Inspired by the self immolation of Bouazizi, which led to the successful overthrow of the hated Ben Ali regime in Tunisia, several other acts of self immolation have occurred around the Middle East. Much like those who were inspired to protest the Vietnam war after the self-immolation of Buddhist monk Thích Quảng Đức, others have been inspired to protest repressive regimes in countries throughout the Middle East, and also in Europe.
In Algeria, during protests against rising food prices and spreading unemployment, there have been several cases of self immolation. The first reported case following Bouazizi’s death was Mohsen Bouterfif, a 37-year-old father of two, who set himself on fire when the mayor of Boukhadra refused to meet with him and others regarding employment and housing requests. According to a report in El-Watan, the mayor challenged him, saying if he had courage he would immolate himself by fire as Bouazizi had done. On January 13, 2011, Bouterfif did just that. He died on January 24, 2011.
Maamir Lotfi, a 36-year-old unemployed father of six who was denied a meeting with the governor, burned himself in front of the El Oued town hall on January 17, 2011. He died on February 12. Abdelhafid Boudechicha, a 29-year-old day laborer who lived with his parents and five siblings, burned himself in Medjana on January 28, 2011, over employment and housing issues. He died the following day. In Egypt, Abdou Abdel-Moneim Jaafar, a 49-year-old restaurant owner, set himself alight in front of the Egyptian Parliament. His act of protest contributed to the instigation of weeks of protest and, later, the resignation of Egyptian then-President Hosni Mubarak, on February 11, 2011. In Saudi Arabia, an unidentified 65-year-old man died on January 21, 2011, after setting himself on fire in the town of Samtah, Jizan. This was apparently the first known case of self-immolation in Saudi Arabia.
Not all of these cases of self immolation, with the exception of Egypt, provoked the same kind of popular reaction that Bouazizi’s case did in Tunisia. However, the mass popular uprising throughout the Middle East that has come about, subsequent to Bouazizi’s self immolation, has forced countries such as Algeria, Yemen and Jordan to make major concessions in response to significant protests. As such, these men and Bouazizi are being hailed by some as “heroic martyrs of a new Arab revolution.” The wave of copycat incidents reached Europe on February 11, 2011, in a case very similar to Bouazizi’s. Noureddine Adnane, a 27-year-old Moroccan street vendor, set himself on fire in Palermo, Sicily, in protest of the confiscation of his wares and the harassment that was allegedly inflicted on him by municipal officials. He died five days later.

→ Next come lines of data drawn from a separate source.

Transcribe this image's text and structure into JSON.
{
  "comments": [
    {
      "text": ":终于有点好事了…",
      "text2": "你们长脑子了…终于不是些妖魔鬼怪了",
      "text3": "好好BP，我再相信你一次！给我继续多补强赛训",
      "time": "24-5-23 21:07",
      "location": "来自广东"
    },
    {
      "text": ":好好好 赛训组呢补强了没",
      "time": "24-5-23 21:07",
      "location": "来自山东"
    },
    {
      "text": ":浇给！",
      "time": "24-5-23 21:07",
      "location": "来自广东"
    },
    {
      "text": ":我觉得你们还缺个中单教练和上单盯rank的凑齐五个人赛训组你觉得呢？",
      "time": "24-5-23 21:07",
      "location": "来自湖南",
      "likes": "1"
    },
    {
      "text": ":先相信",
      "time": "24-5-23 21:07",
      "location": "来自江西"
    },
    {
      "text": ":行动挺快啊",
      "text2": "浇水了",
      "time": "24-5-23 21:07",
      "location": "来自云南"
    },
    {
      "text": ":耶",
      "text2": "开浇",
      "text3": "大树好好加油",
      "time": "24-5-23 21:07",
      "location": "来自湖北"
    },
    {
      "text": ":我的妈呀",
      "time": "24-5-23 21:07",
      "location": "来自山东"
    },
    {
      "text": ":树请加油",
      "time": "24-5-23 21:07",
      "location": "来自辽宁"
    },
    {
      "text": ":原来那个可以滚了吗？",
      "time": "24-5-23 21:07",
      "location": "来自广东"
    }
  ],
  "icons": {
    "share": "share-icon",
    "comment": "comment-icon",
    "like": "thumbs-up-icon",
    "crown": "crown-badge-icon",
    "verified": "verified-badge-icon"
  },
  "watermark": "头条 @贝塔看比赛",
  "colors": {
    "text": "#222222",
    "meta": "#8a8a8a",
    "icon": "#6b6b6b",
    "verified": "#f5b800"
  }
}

Alfredo Ormando was a gay Italian writer who set himself on fire in Saint Peter’s Square, in Rome, to protest the attitudes and policies of the Roman Catholic Church regarding homosexual Christians. On January 13, 1998, Alfredo Ormando, a 39-year old Italian writer, arrived in Rome just as the sun was rising. After his long journey from Sicily, he found his way to the empty piazza of the Vatican and, facing the entrance to the Basilica, knelt down as if to pray. He made a rapid hand gesture and suddenly was engulfed in flames. Before the Church and, he hoped, the world, Alfredo Ormando had set himself on fire. He left the following statement before his death:
“I hope they’ll understand the message I want to leave: it is a form of protest against the Church that demonizes homosexuality and at the same time all of nature, because homosexuality is a child of Mother Nature.”
Two policemen put out the flames and he was brought to Sant’Eugenio hospital in critical condition. He died there 11 days later.